During February’s Oscar telecast, The Irishman got a teaser … of sorts? If you feel teased by seeing names like “Robert De Niro” and “Al Pacino” fade in and out of a black screen with a CGI bullet standing in for the letter i, then immerse yourself in this very insubstantial “peek” at a legend’s next film. All that’s missing is Mark Wahlberg adding, “Say hi to your mother for me!” The Irishman will premiere at New York Film Festival, have a theatrical release, and then begin streaming on Netflix in the fall.
Update, February 27: Martin Scorsese wants The Irishman to get a full theatrical release, and Netflix is meeting his demand. Per The Hollywood Reporter, the streaming site will expand the limited theatrical run it gave Roma and give The Irishman a full run — which means movie theaters will get to report the movie’s box-office numbers. “Netflix wants a big footprint for The Irishman,” a source told THR. “They’ve put themselves in a position by supporting these kinds of filmmakers where they have to come to grips with the theatrical business model and how it works.”

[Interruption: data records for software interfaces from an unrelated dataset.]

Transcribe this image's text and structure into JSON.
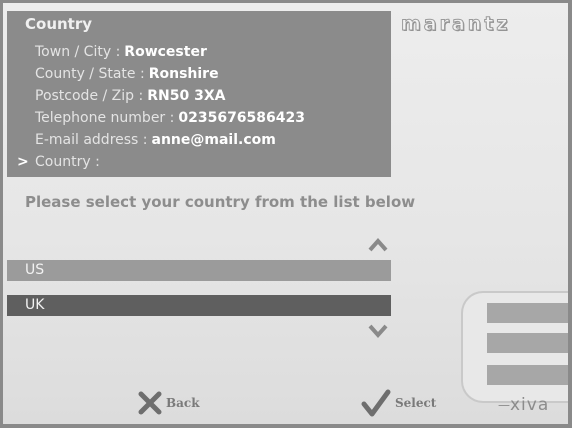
{
  "brand": {
    "logo_text": "marantz",
    "footer_logo": "xiva"
  },
  "details": {
    "title": "Country",
    "rows": [
      {
        "label": "Town / City :",
        "value": "Rowcester"
      },
      {
        "label": "County / State :",
        "value": "Ronshire"
      },
      {
        "label": "Postcode / Zip :",
        "value": "RN50 3XA"
      },
      {
        "label": "Telephone number :",
        "value": "0235676586423"
      },
      {
        "label": "E-mail address :",
        "value": "anne@mail.com"
      },
      {
        "label": "Country :",
        "value": "",
        "marker": ">"
      }
    ]
  },
  "prompt": "Please select your country from the list below",
  "options": [
    {
      "label": "US",
      "selected": false
    },
    {
      "label": "UK",
      "selected": true
    }
  ],
  "buttons": {
    "back": "Back",
    "select": "Select"
  },
  "icons": {
    "up": "chevron-up-icon",
    "down": "chevron-down-icon",
    "back": "x-icon",
    "select": "checkmark-icon"
  }
}
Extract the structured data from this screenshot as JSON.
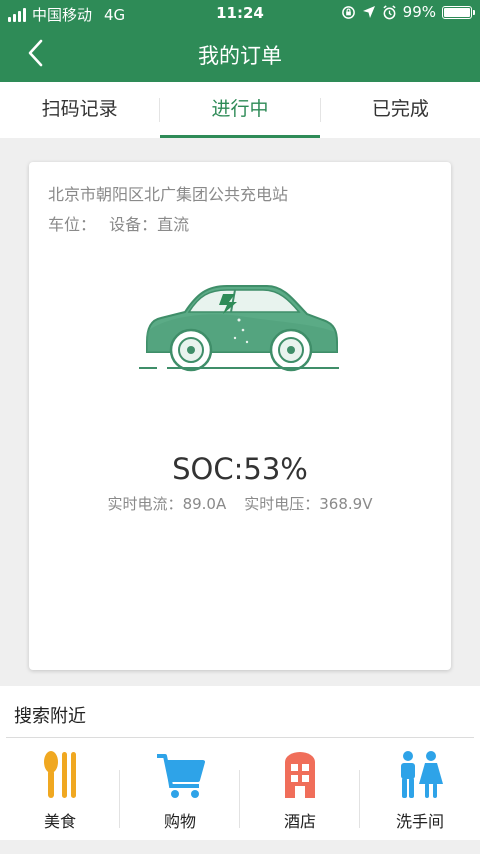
{
  "status_bar": {
    "carrier": "中国移动",
    "network": "4G",
    "time": "11:24",
    "battery": "99%",
    "battery_level": 0.99
  },
  "header": {
    "title": "我的订单"
  },
  "tabs": [
    {
      "label": "扫码记录",
      "active": false
    },
    {
      "label": "进行中",
      "active": true
    },
    {
      "label": "已完成",
      "active": false
    }
  ],
  "order": {
    "station": "北京市朝阳区北广集团公共充电站",
    "slot_label": "车位：",
    "device_label": "设备：直流",
    "soc_label": "SOC:",
    "soc_value": "53%",
    "current_label": "实时电流：",
    "current_value": "89.0A",
    "voltage_label": "实时电压：",
    "voltage_value": "368.9V"
  },
  "nearby": {
    "title": "搜索附近",
    "items": [
      {
        "label": "美食",
        "icon": "fork-knife-icon",
        "color": "#f0a821"
      },
      {
        "label": "购物",
        "icon": "shopping-cart-icon",
        "color": "#2ea3e8"
      },
      {
        "label": "酒店",
        "icon": "hotel-icon",
        "color": "#f06e5a"
      },
      {
        "label": "洗手间",
        "icon": "restroom-icon",
        "color": "#2ea3e8"
      }
    ]
  },
  "colors": {
    "primary": "#2e8b57",
    "car": "#5bab86"
  }
}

Whatever Netflix does with The Irishman will probably affect its other buzzy movies from big-name directors that could have awards-season play: Steven Soderbergh’s Panama Papers movie The Laundromat, David Michôd’s Timothée Chalamet drama The King, Dee Rees’s Anne Hathaway–Willem Dafoe adaptation The Last Thing He Wanted, Fernando Meirelles’s The Pope, and Noah Baumbach’s A Marriage Story starring Scarlett Johansson and Adam Driver.